── Extracted material ──

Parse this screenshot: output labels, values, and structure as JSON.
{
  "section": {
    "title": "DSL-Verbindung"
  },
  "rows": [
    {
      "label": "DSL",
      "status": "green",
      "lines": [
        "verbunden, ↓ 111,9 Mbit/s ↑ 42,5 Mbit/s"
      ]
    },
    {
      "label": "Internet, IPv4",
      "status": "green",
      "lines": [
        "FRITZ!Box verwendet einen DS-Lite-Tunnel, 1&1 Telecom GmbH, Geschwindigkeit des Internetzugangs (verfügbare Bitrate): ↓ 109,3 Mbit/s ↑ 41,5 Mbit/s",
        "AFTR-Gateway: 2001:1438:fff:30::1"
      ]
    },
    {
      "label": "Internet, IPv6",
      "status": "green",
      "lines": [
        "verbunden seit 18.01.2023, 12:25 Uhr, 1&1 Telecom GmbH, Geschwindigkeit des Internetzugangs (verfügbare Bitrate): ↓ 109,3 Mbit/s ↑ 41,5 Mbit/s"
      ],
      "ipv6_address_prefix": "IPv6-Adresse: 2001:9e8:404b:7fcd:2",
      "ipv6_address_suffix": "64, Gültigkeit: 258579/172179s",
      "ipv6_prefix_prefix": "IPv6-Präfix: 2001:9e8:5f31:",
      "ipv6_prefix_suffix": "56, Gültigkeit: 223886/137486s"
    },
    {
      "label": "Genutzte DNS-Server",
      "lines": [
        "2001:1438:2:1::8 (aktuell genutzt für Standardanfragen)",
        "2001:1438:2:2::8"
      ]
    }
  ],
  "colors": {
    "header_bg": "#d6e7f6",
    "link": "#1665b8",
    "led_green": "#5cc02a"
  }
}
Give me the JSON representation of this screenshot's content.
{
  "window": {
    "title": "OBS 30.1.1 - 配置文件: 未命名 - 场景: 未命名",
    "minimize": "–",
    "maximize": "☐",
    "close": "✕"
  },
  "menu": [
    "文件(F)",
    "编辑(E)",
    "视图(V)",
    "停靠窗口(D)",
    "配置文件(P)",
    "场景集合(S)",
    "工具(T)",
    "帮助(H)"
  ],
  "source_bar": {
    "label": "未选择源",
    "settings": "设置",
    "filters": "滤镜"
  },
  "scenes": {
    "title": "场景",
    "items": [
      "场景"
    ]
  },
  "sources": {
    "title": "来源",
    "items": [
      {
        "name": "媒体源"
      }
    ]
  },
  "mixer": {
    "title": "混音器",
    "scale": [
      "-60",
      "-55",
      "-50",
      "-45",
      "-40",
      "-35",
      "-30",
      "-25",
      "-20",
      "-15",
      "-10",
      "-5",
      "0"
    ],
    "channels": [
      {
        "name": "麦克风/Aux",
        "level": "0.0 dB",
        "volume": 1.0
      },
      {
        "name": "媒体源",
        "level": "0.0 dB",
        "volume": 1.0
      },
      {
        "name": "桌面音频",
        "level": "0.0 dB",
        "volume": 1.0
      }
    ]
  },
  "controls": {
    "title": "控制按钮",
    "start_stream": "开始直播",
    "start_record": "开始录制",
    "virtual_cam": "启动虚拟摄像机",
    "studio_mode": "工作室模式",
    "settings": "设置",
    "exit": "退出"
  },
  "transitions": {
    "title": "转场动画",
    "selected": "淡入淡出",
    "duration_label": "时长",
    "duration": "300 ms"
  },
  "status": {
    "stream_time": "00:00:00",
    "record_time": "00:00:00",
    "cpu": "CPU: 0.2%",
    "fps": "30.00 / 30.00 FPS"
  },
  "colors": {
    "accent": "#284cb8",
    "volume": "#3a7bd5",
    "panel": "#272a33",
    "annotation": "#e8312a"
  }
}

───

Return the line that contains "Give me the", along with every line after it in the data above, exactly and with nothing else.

Give me the JSON representation of this screenshot's content.
{
  "window": {
    "title": "OBS 30.1.1 - 配置文件: 未命名 - 场景: 未命名",
    "minimize": "–",
    "maximize": "☐",
    "close": "✕"
  },
  "menu": [
    "文件(F)",
    "编辑(E)",
    "视图(V)",
    "停靠窗口(D)",
    "配置文件(P)",
    "场景集合(S)",
    "工具(T)",
    "帮助(H)"
  ],
  "source_bar": {
    "label": "未选择源",
    "settings": "设置",
    "filters": "滤镜"
  },
  "scenes": {
    "title": "场景",
    "items": [
      "场景"
    ]
  },
  "sources": {
    "title": "来源",
    "items": [
      {
        "name": "媒体源"
      }
    ]
  },
  "mixer": {
    "title": "混音器",
    "scale": [
      "-60",
      "-55",
      "-50",
      "-45",
      "-40",
      "-35",
      "-30",
      "-25",
      "-20",
      "-15",
      "-10",
      "-5",
      "0"
    ],
    "channels": [
      {
        "name": "麦克风/Aux",
        "level": "0.0 dB",
        "volume": 1.0
      },
      {
        "name": "媒体源",
        "level": "0.0 dB",
        "volume": 1.0
      },
      {
        "name": "桌面音频",
        "level": "0.0 dB",
        "volume": 1.0
      }
    ]
  },
  "controls": {
    "title": "控制按钮",
    "start_stream": "开始直播",
    "start_record": "开始录制",
    "virtual_cam": "启动虚拟摄像机",
    "studio_mode": "工作室模式",
    "settings": "设置",
    "exit": "退出"
  },
  "transitions": {
    "title": "转场动画",
    "selected": "淡入淡出",
    "duration_label": "时长",
    "duration": "300 ms"
  },
  "status": {
    "stream_time": "00:00:00",
    "record_time": "00:00:00",
    "cpu": "CPU: 0.2%",
    "fps": "30.00 / 30.00 FPS"
  },
  "colors": {
    "accent": "#284cb8",
    "volume": "#3a7bd5",
    "panel": "#272a33",
    "annotation": "#e8312a"
  }
}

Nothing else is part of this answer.